* _WORK REQUIRED_
Filter these entries down to lines holding "Embedded".
:: GIVEN RECORDS
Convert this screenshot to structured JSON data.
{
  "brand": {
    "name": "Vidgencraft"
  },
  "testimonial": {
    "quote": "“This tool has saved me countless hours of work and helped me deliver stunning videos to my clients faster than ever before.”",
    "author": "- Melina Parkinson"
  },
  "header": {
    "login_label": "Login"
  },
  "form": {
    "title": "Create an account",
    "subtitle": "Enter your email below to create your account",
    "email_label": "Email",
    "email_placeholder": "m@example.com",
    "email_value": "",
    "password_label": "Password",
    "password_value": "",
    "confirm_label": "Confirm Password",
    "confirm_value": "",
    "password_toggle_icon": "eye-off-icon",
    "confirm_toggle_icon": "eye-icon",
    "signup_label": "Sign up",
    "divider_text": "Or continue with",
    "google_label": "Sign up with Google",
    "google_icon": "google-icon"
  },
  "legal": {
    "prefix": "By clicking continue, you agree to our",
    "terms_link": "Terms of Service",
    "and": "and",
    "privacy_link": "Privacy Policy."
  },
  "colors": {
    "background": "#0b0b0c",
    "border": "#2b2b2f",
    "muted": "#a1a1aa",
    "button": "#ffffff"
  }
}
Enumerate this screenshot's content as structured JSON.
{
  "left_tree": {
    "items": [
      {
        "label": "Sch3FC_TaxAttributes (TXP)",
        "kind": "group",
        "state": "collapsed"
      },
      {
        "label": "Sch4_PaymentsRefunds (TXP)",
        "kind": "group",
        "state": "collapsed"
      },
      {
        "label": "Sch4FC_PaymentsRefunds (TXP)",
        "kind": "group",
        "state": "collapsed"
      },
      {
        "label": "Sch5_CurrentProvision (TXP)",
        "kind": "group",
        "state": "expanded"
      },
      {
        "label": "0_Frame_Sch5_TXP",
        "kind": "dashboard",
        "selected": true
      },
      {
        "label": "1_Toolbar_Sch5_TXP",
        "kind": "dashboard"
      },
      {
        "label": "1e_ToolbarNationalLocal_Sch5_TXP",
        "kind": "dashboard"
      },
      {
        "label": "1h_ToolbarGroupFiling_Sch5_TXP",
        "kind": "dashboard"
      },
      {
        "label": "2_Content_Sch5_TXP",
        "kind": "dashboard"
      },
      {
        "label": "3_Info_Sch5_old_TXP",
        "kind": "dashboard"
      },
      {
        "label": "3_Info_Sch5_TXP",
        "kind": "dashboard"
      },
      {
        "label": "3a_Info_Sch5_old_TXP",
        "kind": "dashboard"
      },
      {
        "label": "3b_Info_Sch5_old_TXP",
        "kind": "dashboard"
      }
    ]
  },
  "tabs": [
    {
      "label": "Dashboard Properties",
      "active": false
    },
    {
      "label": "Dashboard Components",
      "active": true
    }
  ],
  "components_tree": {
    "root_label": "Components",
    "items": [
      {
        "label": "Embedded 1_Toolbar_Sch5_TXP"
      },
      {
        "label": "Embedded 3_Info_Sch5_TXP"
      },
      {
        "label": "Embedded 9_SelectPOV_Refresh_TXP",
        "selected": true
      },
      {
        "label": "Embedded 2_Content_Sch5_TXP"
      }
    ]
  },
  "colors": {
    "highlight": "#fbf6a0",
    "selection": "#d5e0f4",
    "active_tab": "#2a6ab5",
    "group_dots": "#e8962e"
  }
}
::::
* _ANSWER TO THIS TASK_
        "label": "Embedded 1_Toolbar_Sch5_TXP"
        "label": "Embedded 3_Info_Sch5_TXP"
        "label": "Embedded 9_SelectPOV_Refresh_TXP",
        "label": "Embedded 2_Content_Sch5_TXP"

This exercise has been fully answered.